Every record must be restated exactly. Drop the images.

Records from a data source:

=== Section Start ===

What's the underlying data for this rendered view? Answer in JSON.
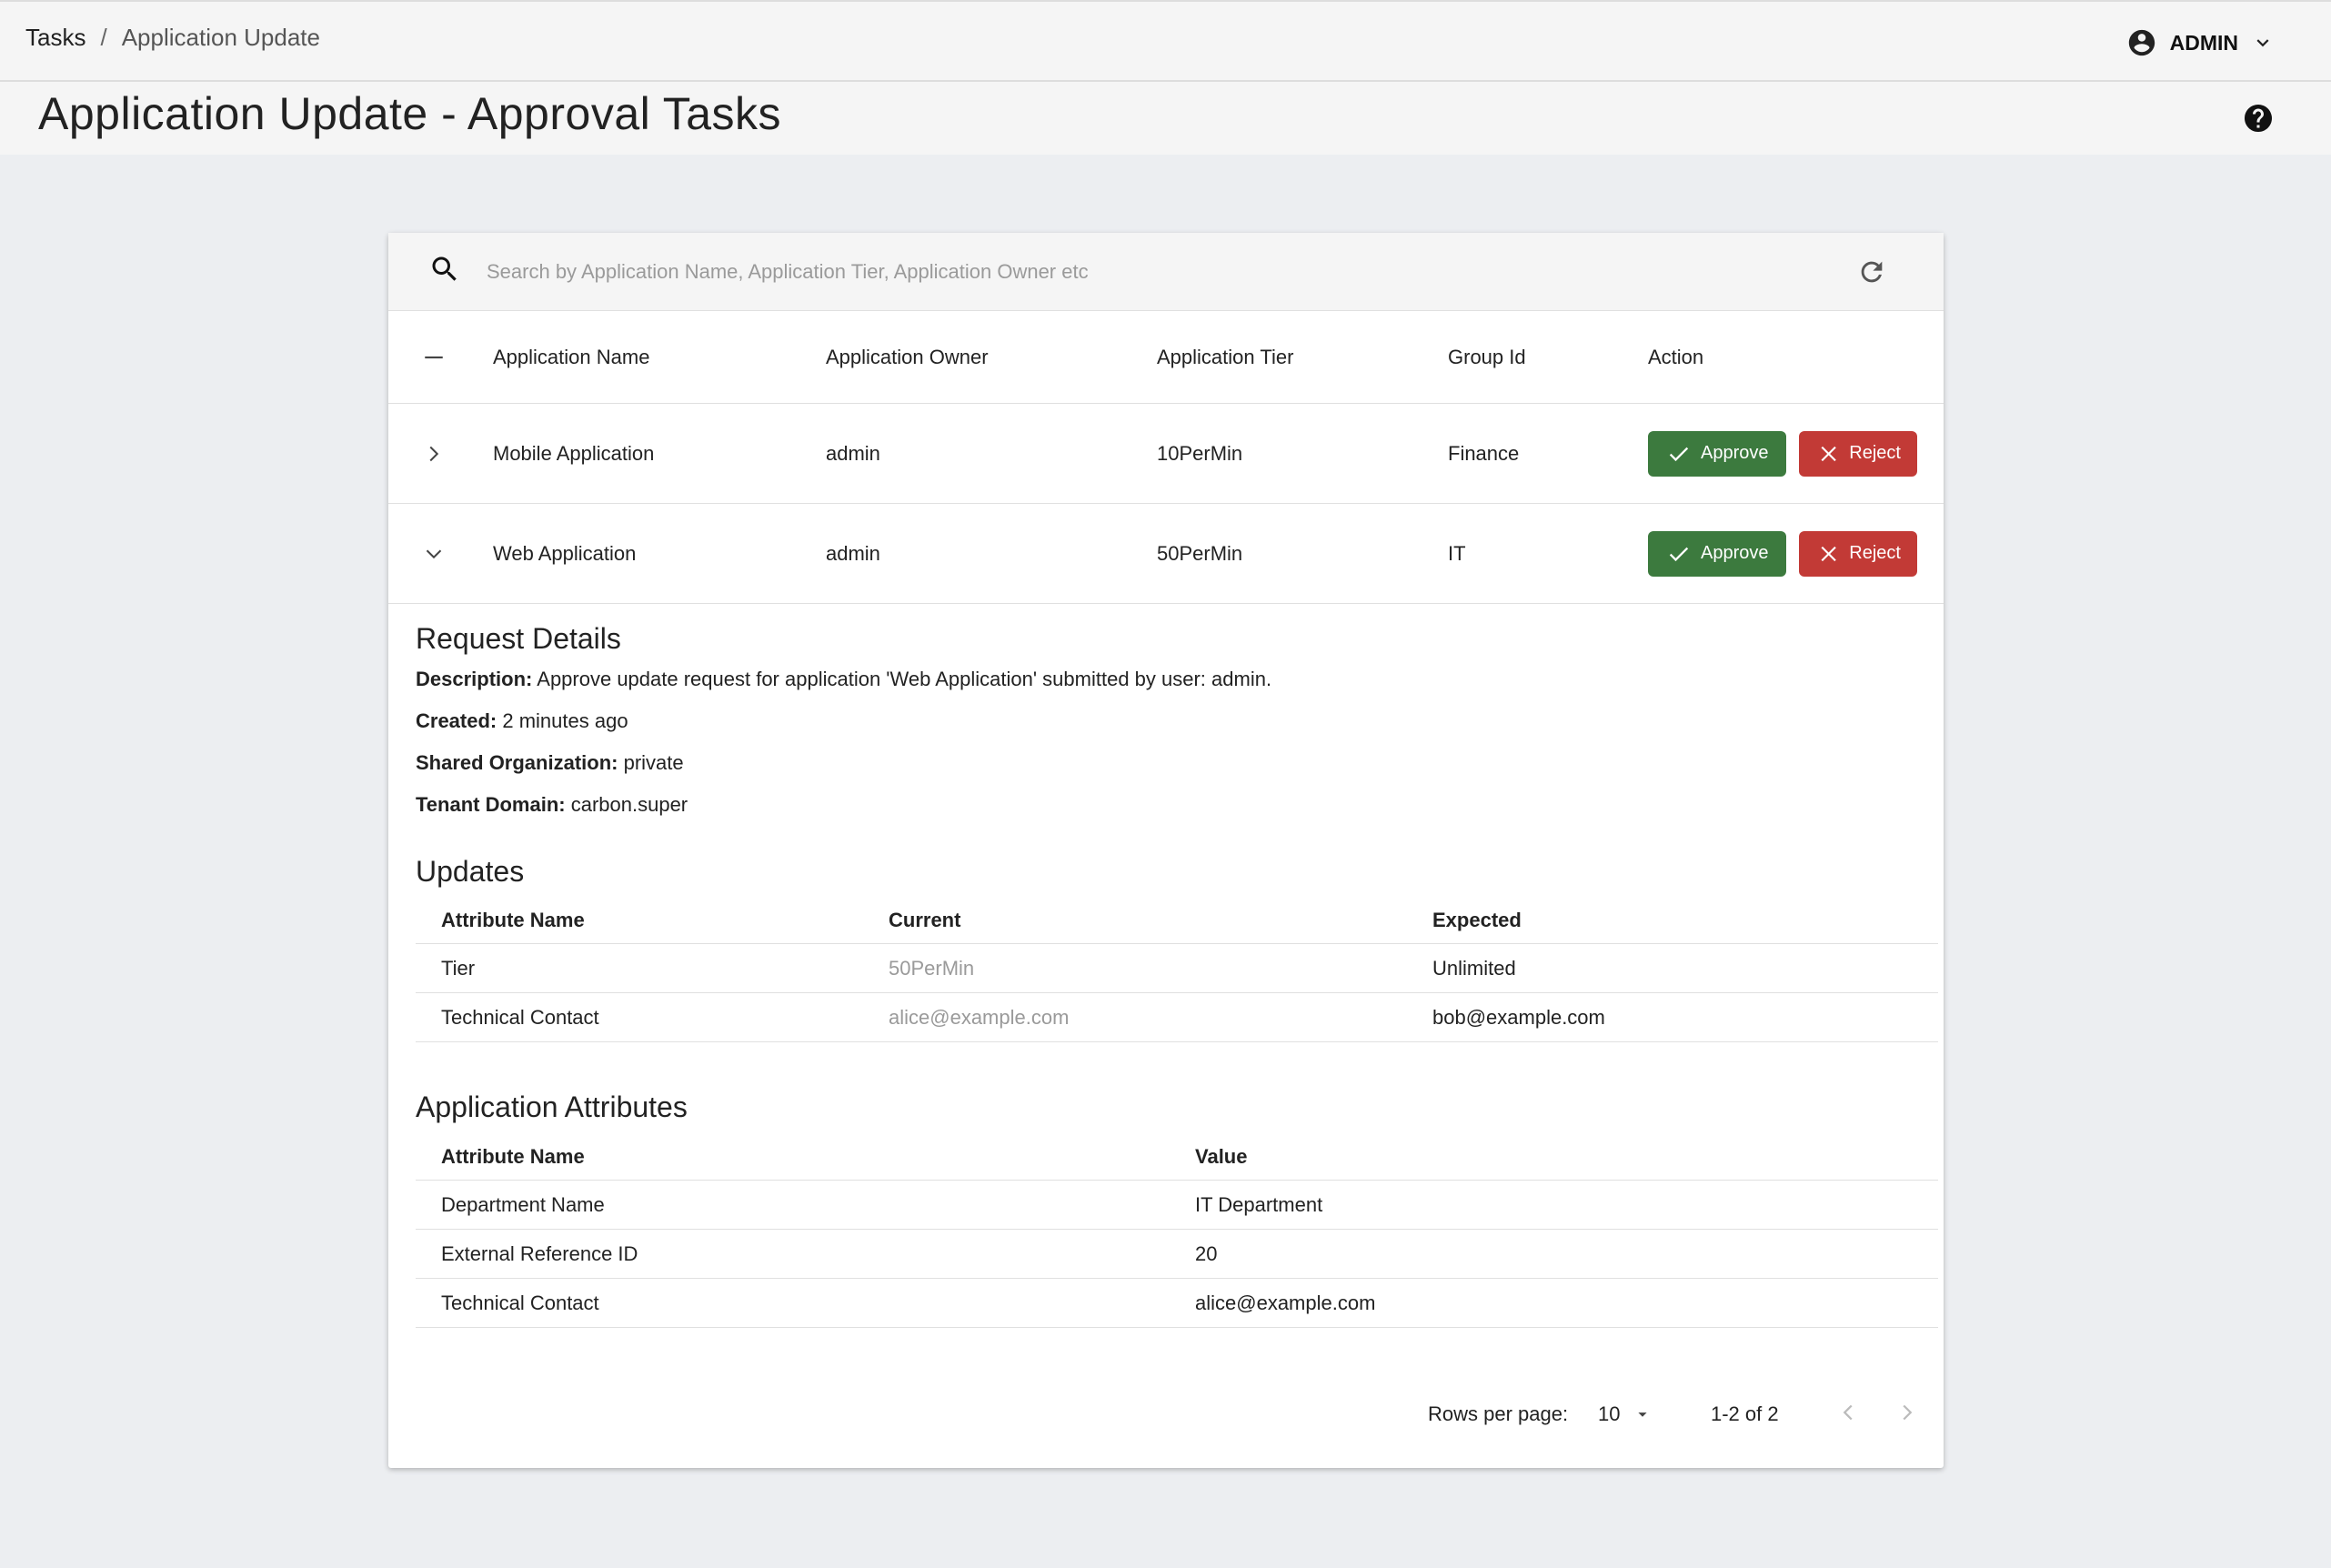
{
  "breadcrumb": {
    "root": "Tasks",
    "separator": "/",
    "current": "Application Update"
  },
  "user": {
    "label": "ADMIN"
  },
  "page": {
    "title": "Application Update - Approval Tasks"
  },
  "search": {
    "placeholder": "Search by Application Name, Application Tier, Application Owner etc"
  },
  "table": {
    "headers": [
      "Application Name",
      "Application Owner",
      "Application Tier",
      "Group Id",
      "Action"
    ],
    "rows": [
      {
        "name": "Mobile Application",
        "owner": "admin",
        "tier": "10PerMin",
        "group": "Finance",
        "approve": "Approve",
        "reject": "Reject"
      },
      {
        "name": "Web Application",
        "owner": "admin",
        "tier": "50PerMin",
        "group": "IT",
        "approve": "Approve",
        "reject": "Reject"
      }
    ]
  },
  "details": {
    "title": "Request Details",
    "description_label": "Description:",
    "description": "Approve update request for application 'Web Application' submitted by user: admin.",
    "created_label": "Created:",
    "created": "2 minutes ago",
    "shared_label": "Shared Organization:",
    "shared": "private",
    "tenant_label": "Tenant Domain:",
    "tenant": "carbon.super"
  },
  "updates": {
    "title": "Updates",
    "headers": [
      "Attribute Name",
      "Current",
      "Expected"
    ],
    "rows": [
      {
        "name": "Tier",
        "current": "50PerMin",
        "expected": "Unlimited"
      },
      {
        "name": "Technical Contact",
        "current": "alice@example.com",
        "expected": "bob@example.com"
      }
    ]
  },
  "attributes": {
    "title": "Application Attributes",
    "headers": [
      "Attribute Name",
      "Value"
    ],
    "rows": [
      {
        "name": "Department Name",
        "value": "IT Department"
      },
      {
        "name": "External Reference ID",
        "value": "20"
      },
      {
        "name": "Technical Contact",
        "value": "alice@example.com"
      }
    ]
  },
  "pagination": {
    "rows_label": "Rows per page:",
    "rows_value": "10",
    "range": "1-2 of 2"
  },
  "colors": {
    "approve": "#3c7a3e",
    "reject": "#c23a36",
    "background": "#eceef1"
  },
  "icons": [
    "account-circle-icon",
    "chevron-down-icon",
    "help-icon",
    "search-icon",
    "refresh-icon",
    "collapse-all-icon",
    "chevron-right-icon",
    "check-icon",
    "close-icon",
    "chevron-left-icon",
    "dropdown-arrow-icon"
  ]
}
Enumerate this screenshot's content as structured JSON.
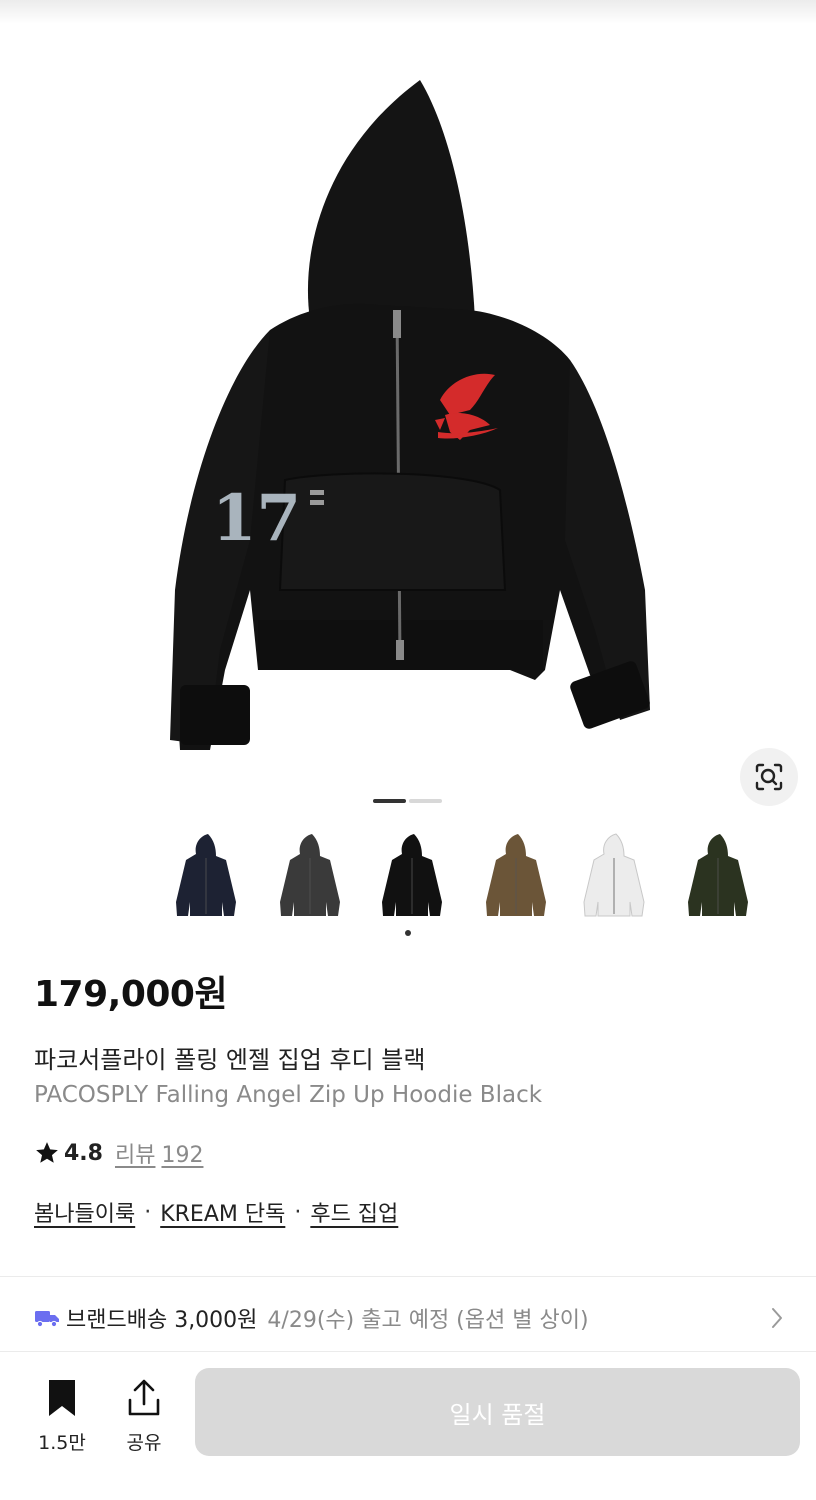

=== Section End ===

## YOUR RESPONSE:
What's the underlying data for this rendered view? Answer in JSON.
{
  "breadcrumb": {
    "root": "Tasks",
    "separator": "/",
    "current": "Application Update"
  },
  "user": {
    "label": "ADMIN"
  },
  "page": {
    "title": "Application Update - Approval Tasks"
  },
  "search": {
    "placeholder": "Search by Application Name, Application Tier, Application Owner etc"
  },
  "table": {
    "headers": [
      "Application Name",
      "Application Owner",
      "Application Tier",
      "Group Id",
      "Action"
    ],
    "rows": [
      {
        "name": "Mobile Application",
        "owner": "admin",
        "tier": "10PerMin",
        "group": "Finance",
        "approve": "Approve",
        "reject": "Reject"
      },
      {
        "name": "Web Application",
        "owner": "admin",
        "tier": "50PerMin",
        "group": "IT",
        "approve": "Approve",
        "reject": "Reject"
      }
    ]
  },
  "details": {
    "title": "Request Details",
    "description_label": "Description:",
    "description": "Approve update request for application 'Web Application' submitted by user: admin.",
    "created_label": "Created:",
    "created": "2 minutes ago",
    "shared_label": "Shared Organization:",
    "shared": "private",
    "tenant_label": "Tenant Domain:",
    "tenant": "carbon.super"
  },
  "updates": {
    "title": "Updates",
    "headers": [
      "Attribute Name",
      "Current",
      "Expected"
    ],
    "rows": [
      {
        "name": "Tier",
        "current": "50PerMin",
        "expected": "Unlimited"
      },
      {
        "name": "Technical Contact",
        "current": "alice@example.com",
        "expected": "bob@example.com"
      }
    ]
  },
  "attributes": {
    "title": "Application Attributes",
    "headers": [
      "Attribute Name",
      "Value"
    ],
    "rows": [
      {
        "name": "Department Name",
        "value": "IT Department"
      },
      {
        "name": "External Reference ID",
        "value": "20"
      },
      {
        "name": "Technical Contact",
        "value": "alice@example.com"
      }
    ]
  },
  "pagination": {
    "rows_label": "Rows per page:",
    "rows_value": "10",
    "range": "1-2 of 2"
  },
  "colors": {
    "approve": "#3c7a3e",
    "reject": "#c23a36",
    "background": "#eceef1"
  },
  "icons": [
    "account-circle-icon",
    "chevron-down-icon",
    "help-icon",
    "search-icon",
    "refresh-icon",
    "collapse-all-icon",
    "chevron-right-icon",
    "check-icon",
    "close-icon",
    "chevron-left-icon",
    "dropdown-arrow-icon"
  ]
}
Enumerate this screenshot's content as structured JSON.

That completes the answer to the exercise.